**Aim of the task**. Identify each line in the records below that contains the word "pixels", and copy it.

Entries from a dataset of interfaces

+ + + +

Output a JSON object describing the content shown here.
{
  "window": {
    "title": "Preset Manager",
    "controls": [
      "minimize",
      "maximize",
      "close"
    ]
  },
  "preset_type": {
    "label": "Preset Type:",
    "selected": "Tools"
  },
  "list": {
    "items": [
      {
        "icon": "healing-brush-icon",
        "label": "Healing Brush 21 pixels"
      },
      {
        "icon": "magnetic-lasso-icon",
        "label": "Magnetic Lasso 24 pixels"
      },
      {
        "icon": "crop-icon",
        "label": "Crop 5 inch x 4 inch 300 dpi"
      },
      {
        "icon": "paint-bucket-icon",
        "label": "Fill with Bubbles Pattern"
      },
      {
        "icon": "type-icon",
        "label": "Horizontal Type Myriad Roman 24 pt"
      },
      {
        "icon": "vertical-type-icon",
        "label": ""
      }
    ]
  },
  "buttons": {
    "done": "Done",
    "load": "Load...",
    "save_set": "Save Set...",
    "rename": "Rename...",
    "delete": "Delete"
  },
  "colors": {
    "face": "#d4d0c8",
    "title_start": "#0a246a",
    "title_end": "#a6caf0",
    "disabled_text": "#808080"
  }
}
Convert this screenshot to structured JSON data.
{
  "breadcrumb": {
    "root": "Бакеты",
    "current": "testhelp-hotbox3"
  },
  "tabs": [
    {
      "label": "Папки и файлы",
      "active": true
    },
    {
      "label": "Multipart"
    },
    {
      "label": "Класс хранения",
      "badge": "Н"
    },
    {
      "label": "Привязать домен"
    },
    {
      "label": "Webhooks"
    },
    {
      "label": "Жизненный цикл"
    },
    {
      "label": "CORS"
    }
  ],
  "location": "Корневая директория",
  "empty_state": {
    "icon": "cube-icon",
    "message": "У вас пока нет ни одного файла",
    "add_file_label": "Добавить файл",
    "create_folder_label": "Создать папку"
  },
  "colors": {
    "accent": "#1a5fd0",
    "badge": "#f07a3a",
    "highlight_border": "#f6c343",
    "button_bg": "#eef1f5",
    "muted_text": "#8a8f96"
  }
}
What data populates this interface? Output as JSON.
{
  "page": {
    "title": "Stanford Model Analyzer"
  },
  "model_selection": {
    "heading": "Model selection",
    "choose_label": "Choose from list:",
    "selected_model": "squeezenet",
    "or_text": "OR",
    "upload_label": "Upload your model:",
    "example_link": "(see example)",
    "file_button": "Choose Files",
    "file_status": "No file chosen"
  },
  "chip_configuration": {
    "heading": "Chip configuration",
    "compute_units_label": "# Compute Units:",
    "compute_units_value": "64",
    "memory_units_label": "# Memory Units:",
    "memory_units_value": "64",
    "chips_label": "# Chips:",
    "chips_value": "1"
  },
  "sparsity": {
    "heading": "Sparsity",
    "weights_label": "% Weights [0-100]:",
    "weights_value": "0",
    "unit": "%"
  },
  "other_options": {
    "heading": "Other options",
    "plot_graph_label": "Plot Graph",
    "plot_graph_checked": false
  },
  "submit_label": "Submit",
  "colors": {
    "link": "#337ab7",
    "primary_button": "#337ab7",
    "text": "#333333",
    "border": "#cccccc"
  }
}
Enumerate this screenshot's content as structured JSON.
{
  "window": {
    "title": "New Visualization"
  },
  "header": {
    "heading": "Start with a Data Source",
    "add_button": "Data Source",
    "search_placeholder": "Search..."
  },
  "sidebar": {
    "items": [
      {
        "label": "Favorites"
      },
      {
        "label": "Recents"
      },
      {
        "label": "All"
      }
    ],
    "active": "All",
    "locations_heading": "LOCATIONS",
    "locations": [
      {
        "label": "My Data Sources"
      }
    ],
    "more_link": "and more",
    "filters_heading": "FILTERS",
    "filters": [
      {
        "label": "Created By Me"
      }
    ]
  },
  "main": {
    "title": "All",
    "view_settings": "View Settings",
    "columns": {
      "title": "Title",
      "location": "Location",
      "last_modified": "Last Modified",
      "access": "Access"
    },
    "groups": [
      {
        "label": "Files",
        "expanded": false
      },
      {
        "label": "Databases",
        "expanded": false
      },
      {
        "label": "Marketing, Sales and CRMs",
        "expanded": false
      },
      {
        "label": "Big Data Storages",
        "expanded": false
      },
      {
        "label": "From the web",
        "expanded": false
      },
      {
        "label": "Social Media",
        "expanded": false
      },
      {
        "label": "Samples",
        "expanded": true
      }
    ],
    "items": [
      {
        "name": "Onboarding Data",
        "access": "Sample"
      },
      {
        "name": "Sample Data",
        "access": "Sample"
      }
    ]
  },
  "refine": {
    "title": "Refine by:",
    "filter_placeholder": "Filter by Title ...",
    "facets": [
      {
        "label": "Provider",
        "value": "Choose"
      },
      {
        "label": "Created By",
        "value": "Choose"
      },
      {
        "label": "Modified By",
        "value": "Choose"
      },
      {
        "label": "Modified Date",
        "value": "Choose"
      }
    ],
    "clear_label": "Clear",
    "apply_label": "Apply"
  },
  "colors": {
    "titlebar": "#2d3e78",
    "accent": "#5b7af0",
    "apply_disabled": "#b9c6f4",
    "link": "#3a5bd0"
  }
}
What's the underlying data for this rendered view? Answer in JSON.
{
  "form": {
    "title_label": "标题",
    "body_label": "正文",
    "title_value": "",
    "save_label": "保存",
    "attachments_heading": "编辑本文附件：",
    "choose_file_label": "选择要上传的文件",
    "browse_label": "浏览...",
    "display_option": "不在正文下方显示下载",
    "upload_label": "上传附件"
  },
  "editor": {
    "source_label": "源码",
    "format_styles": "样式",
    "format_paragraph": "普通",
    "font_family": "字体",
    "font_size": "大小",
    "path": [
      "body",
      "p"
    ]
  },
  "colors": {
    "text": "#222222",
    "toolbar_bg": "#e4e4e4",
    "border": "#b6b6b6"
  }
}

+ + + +

**Task solution**.
        "label": "Healing Brush 21 pixels"
        "label": "Magnetic Lasso 24 pixels"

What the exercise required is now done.